● **WHAT YOU SHOULD DO**:
All lines in the material containing the word "increasing" need to be copied.

● **MATERIAL PROVIDED**:
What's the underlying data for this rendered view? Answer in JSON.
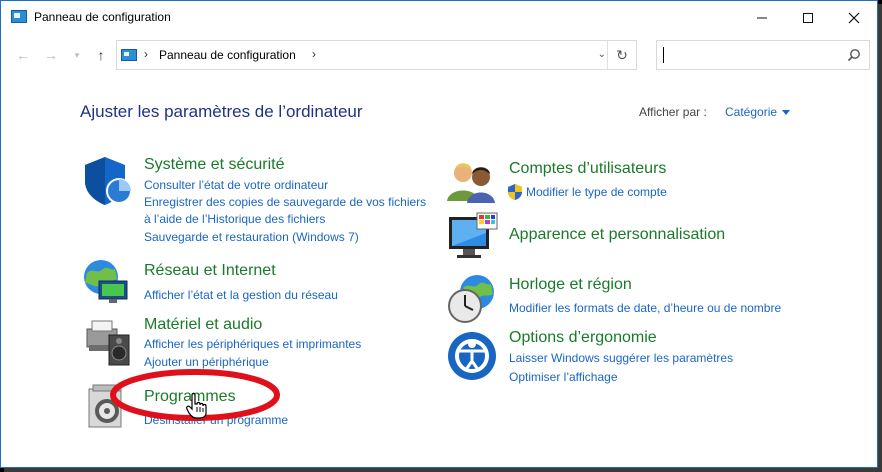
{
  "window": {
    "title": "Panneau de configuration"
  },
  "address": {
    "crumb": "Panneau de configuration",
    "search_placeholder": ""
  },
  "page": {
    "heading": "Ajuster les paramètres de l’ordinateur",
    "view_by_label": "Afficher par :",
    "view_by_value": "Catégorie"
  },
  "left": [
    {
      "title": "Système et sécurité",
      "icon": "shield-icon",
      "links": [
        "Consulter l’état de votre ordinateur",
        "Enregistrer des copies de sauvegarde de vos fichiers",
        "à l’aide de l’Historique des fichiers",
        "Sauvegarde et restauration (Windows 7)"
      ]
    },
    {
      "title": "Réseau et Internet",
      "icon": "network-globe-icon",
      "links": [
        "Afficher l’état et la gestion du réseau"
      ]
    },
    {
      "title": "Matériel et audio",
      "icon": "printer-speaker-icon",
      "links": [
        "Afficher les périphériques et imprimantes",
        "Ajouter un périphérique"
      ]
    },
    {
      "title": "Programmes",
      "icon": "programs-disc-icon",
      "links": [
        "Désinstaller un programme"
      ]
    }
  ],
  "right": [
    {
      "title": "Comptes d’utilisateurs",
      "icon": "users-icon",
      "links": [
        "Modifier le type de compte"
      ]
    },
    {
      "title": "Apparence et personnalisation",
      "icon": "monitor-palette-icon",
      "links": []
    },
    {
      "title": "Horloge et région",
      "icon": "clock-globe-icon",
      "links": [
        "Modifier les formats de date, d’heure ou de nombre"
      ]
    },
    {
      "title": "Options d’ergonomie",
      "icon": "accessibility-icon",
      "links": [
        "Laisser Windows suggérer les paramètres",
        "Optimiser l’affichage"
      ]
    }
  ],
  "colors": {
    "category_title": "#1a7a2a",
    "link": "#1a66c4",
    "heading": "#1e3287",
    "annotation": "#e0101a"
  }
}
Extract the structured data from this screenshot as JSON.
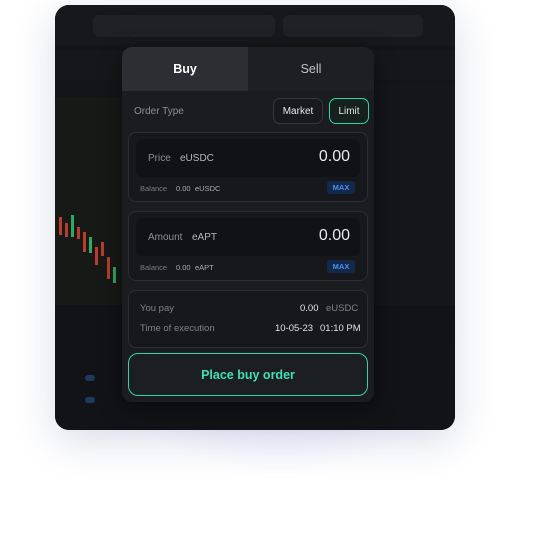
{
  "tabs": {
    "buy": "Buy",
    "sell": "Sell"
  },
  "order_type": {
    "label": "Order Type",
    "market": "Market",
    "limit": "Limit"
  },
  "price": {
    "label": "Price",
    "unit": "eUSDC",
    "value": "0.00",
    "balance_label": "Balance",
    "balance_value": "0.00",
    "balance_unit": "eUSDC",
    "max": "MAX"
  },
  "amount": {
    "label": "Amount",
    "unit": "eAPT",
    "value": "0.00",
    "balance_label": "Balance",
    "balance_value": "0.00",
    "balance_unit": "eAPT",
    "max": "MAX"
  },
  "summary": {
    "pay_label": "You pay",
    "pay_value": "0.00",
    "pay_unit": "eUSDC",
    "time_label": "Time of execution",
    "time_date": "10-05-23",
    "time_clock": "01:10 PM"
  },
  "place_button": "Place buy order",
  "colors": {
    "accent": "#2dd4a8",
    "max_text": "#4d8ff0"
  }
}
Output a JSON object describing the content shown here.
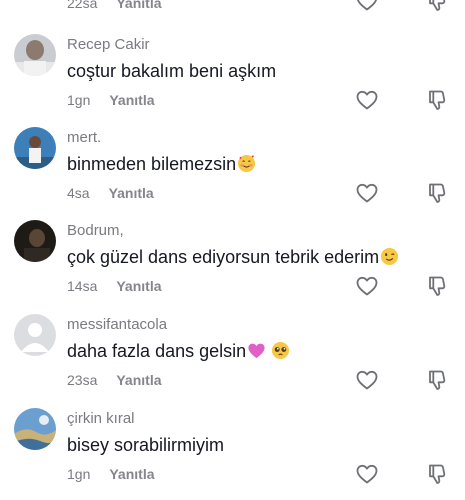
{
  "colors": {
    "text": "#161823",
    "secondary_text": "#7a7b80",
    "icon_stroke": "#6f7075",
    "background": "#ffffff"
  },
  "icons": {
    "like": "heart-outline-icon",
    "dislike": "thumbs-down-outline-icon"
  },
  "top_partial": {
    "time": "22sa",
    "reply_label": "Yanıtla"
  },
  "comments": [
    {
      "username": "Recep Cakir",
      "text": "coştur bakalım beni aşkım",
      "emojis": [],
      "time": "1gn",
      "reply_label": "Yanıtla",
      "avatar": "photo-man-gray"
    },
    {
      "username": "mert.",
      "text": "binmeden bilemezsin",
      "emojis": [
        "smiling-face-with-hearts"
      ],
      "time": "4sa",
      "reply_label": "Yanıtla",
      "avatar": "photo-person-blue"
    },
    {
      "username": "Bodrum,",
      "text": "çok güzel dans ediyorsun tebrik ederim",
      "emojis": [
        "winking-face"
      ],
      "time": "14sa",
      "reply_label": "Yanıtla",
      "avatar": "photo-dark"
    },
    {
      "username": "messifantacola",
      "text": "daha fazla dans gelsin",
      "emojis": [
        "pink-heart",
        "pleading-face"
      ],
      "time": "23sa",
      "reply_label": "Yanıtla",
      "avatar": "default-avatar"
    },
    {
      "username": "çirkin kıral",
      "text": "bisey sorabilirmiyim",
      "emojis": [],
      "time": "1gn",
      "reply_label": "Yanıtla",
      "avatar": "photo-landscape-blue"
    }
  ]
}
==
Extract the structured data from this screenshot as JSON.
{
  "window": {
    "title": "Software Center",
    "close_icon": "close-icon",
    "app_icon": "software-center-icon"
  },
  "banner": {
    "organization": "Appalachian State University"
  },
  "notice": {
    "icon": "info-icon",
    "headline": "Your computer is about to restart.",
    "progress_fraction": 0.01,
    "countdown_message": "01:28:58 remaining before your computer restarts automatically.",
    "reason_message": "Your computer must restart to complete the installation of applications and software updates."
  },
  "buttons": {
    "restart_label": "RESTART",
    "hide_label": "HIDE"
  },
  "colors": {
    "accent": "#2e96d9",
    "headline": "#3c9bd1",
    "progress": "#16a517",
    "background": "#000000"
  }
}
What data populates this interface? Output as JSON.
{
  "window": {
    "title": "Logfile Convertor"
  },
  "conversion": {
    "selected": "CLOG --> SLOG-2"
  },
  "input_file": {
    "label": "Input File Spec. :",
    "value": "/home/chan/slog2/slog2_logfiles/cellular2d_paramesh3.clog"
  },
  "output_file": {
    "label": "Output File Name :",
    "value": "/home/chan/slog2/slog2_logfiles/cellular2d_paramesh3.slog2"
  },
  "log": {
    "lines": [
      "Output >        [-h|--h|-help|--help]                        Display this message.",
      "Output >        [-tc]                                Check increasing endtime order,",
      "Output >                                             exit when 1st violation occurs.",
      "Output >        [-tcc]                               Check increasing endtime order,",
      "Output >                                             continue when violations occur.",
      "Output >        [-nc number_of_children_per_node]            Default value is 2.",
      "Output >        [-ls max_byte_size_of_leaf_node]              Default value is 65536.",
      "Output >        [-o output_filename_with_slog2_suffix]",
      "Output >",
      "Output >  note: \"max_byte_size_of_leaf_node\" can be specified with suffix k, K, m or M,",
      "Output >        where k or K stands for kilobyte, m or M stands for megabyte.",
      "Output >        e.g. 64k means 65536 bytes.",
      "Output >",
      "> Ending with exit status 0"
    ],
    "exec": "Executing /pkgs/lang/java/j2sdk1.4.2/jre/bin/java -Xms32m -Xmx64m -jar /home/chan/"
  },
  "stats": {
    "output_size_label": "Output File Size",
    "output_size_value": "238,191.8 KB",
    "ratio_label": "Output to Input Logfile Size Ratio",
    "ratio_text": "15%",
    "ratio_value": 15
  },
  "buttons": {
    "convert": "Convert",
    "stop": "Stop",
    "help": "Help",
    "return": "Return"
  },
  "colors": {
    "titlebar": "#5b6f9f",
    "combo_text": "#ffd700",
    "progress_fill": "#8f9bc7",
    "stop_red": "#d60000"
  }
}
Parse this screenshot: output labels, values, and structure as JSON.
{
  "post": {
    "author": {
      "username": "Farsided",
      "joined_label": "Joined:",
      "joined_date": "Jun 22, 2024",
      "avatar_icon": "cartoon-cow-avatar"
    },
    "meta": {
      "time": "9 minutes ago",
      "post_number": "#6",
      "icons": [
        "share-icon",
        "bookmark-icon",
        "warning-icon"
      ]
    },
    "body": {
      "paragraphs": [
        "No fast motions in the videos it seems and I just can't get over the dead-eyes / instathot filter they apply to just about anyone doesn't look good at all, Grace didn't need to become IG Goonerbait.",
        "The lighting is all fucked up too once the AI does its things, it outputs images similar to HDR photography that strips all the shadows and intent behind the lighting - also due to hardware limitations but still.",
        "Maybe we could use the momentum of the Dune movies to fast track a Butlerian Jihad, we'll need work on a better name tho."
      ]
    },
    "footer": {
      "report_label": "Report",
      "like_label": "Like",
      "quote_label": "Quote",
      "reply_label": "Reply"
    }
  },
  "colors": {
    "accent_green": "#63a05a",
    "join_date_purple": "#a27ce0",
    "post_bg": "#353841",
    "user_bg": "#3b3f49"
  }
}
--
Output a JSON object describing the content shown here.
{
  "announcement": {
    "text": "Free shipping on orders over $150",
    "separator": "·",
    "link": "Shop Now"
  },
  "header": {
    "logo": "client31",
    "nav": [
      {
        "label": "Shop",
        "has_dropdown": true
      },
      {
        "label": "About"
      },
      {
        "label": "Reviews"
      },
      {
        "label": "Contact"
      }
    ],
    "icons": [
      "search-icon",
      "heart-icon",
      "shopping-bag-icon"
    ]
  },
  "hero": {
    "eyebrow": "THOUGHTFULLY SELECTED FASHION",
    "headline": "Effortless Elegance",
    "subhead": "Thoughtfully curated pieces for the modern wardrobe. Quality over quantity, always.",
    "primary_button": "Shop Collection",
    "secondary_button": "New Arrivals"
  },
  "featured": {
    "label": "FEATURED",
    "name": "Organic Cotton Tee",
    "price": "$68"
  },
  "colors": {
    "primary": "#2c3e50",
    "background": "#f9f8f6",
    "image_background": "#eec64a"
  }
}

● **ANSWER TO THIS EXERCISE**:
      "Output >        [-tc]                                Check increasing endtime order,",
      "Output >        [-tcc]                               Check increasing endtime order,",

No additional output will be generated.